One of the faculty, David Haussler, opined that if we were somehow successful in creating “test-tube” life, that the biggest challenge would not be containing it but rather keeping it going. This because of context.
Life on Earth has had billions of years to evolve, to toughen itself, to adapt. New and fragile life with no evolutionary history would be the proverbial “babe in the woods,” easy prey for jaded and wily organisms, microscopic students of the school of hard knocks.
Just as we had a breakneck speed one-hour tour through four and a half billion years of evolution, it occurred to Nancy that these sorts of tours are happening all the time, namely in the process of biological reproduction through human embryonic development.

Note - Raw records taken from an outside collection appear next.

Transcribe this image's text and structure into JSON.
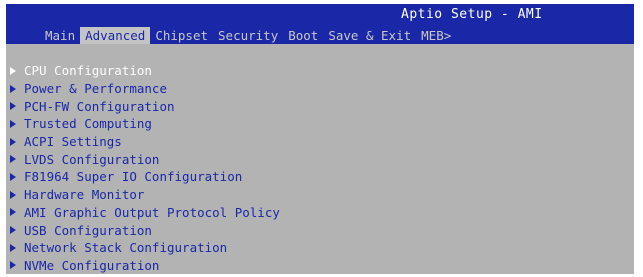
{
  "header": {
    "title": "Aptio Setup - AMI",
    "tabs": [
      {
        "label": "Main"
      },
      {
        "label": "Advanced"
      },
      {
        "label": "Chipset"
      },
      {
        "label": "Security"
      },
      {
        "label": "Boot"
      },
      {
        "label": "Save & Exit"
      },
      {
        "label": "MEB>"
      }
    ],
    "active_tab": "Advanced"
  },
  "menu": {
    "selected_item": "CPU Configuration",
    "items": [
      {
        "label": "CPU Configuration",
        "icon": "submenu-arrow-icon"
      },
      {
        "label": "Power & Performance",
        "icon": "submenu-arrow-icon"
      },
      {
        "label": "PCH-FW Configuration",
        "icon": "submenu-arrow-icon"
      },
      {
        "label": "Trusted Computing",
        "icon": "submenu-arrow-icon"
      },
      {
        "label": "ACPI Settings",
        "icon": "submenu-arrow-icon"
      },
      {
        "label": "LVDS Configuration",
        "icon": "submenu-arrow-icon"
      },
      {
        "label": "F81964 Super IO Configuration",
        "icon": "submenu-arrow-icon"
      },
      {
        "label": "Hardware Monitor",
        "icon": "submenu-arrow-icon"
      },
      {
        "label": "AMI Graphic Output Protocol Policy",
        "icon": "submenu-arrow-icon"
      },
      {
        "label": "USB Configuration",
        "icon": "submenu-arrow-icon"
      },
      {
        "label": "Network Stack Configuration",
        "icon": "submenu-arrow-icon"
      },
      {
        "label": "NVMe Configuration",
        "icon": "submenu-arrow-icon"
      }
    ]
  },
  "colors": {
    "header_bg": "#1a28a8",
    "body_bg": "#b3b3b3",
    "item_text": "#1a28a8",
    "selected_text": "#ffffff",
    "inactive_tab_text": "#c8c8c8",
    "active_tab_bg": "#c4c4c4"
  }
}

A single cell becomes many, then differentiates to different cell types, then grows capability through organs and musculoskeletal structure, and finally emerges blinking into the light, then eventually goes to college and starts asking difficult questions.
The vast history of evolution is recapitulated in every single life like a thematic restatement at the end of a symphony.
There is a parallel between the creation of truly novel unprecedented life with artistic creativity, particularly radical changes in expressive direction.
New ideas are brought into an existing context, one that is established and well defended, both in the artist’s mind and in the creative community.
New ideas need to be nourished and coddled for a while rather than thrown out into the primordial soup to sink or swim if they are to get a proper hearing.
I’d love to hear your thoughts. Leave me a comment below.
With gratitude from my studio to yours,
Book Cover: We have a Winner!
We’re so excited to announce that we have a Winner for the book cover contest! We tabulated the votes and the Winner is…
Thank you for casting your vote for the book cover of our forthcoming book. Book #3 (the pink cover) came in a close second and Book 31 (red cover) came in third.
Stay tuned for updates and sneak peaks of the book coming soon!